- EXERCISE GOAL
Produce a word-for-word copy of the data that follows, excluding images.

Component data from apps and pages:

______________________________

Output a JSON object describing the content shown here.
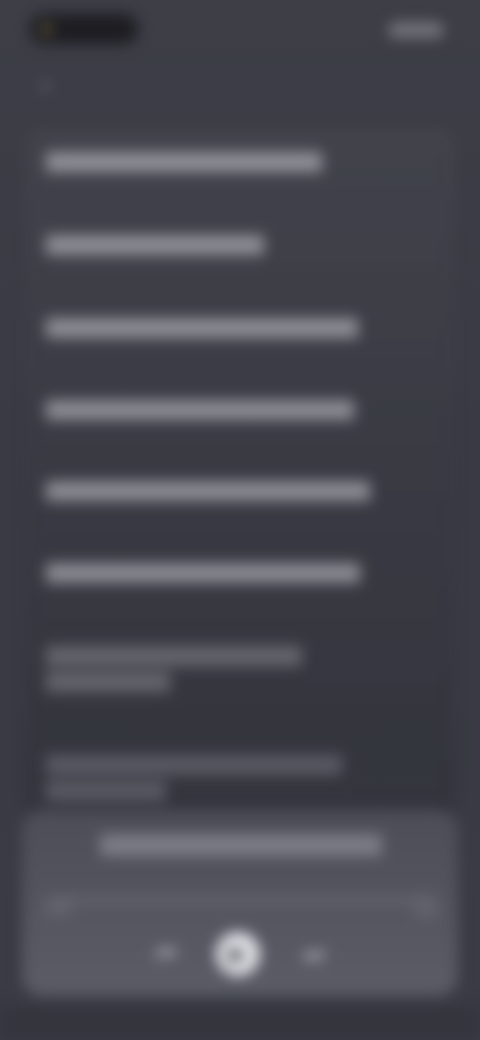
{
  "status_bar": {
    "time": "",
    "icons": [
      "status-pill",
      "battery-icon"
    ]
  },
  "header": {
    "title": "",
    "back_icon": "chevron-left-icon"
  },
  "lyrics": {
    "lines": [
      {
        "text": "",
        "dim": false
      },
      {
        "text": "",
        "dim": false
      },
      {
        "text": "",
        "dim": false
      },
      {
        "text": "",
        "dim": false
      },
      {
        "text": "",
        "dim": false
      },
      {
        "text": "",
        "dim": false
      },
      {
        "text": "",
        "dim": true
      },
      {
        "text": "",
        "dim": true
      },
      {
        "text": "",
        "dim": true
      },
      {
        "text": "",
        "dim": true
      }
    ]
  },
  "player": {
    "track_title": "",
    "progress_fraction": 0.0,
    "controls": {
      "prev_icon": "skip-previous-icon",
      "play_icon": "play-icon",
      "next_icon": "skip-next-icon"
    }
  },
  "colors": {
    "background": "#3b3c44",
    "player_background": "#52535d",
    "text_primary": "#e4e5ea"
  }
}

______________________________

- REPLY
Output a JSON object describing the content shown here.
{
  "status_bar": {
    "time": "",
    "icons": [
      "status-pill",
      "battery-icon"
    ]
  },
  "header": {
    "title": "",
    "back_icon": "chevron-left-icon"
  },
  "lyrics": {
    "lines": [
      {
        "text": "",
        "dim": false
      },
      {
        "text": "",
        "dim": false
      },
      {
        "text": "",
        "dim": false
      },
      {
        "text": "",
        "dim": false
      },
      {
        "text": "",
        "dim": false
      },
      {
        "text": "",
        "dim": false
      },
      {
        "text": "",
        "dim": true
      },
      {
        "text": "",
        "dim": true
      },
      {
        "text": "",
        "dim": true
      },
      {
        "text": "",
        "dim": true
      }
    ]
  },
  "player": {
    "track_title": "",
    "progress_fraction": 0.0,
    "controls": {
      "prev_icon": "skip-previous-icon",
      "play_icon": "play-icon",
      "next_icon": "skip-next-icon"
    }
  },
  "colors": {
    "background": "#3b3c44",
    "player_background": "#52535d",
    "text_primary": "#e4e5ea"
  }
}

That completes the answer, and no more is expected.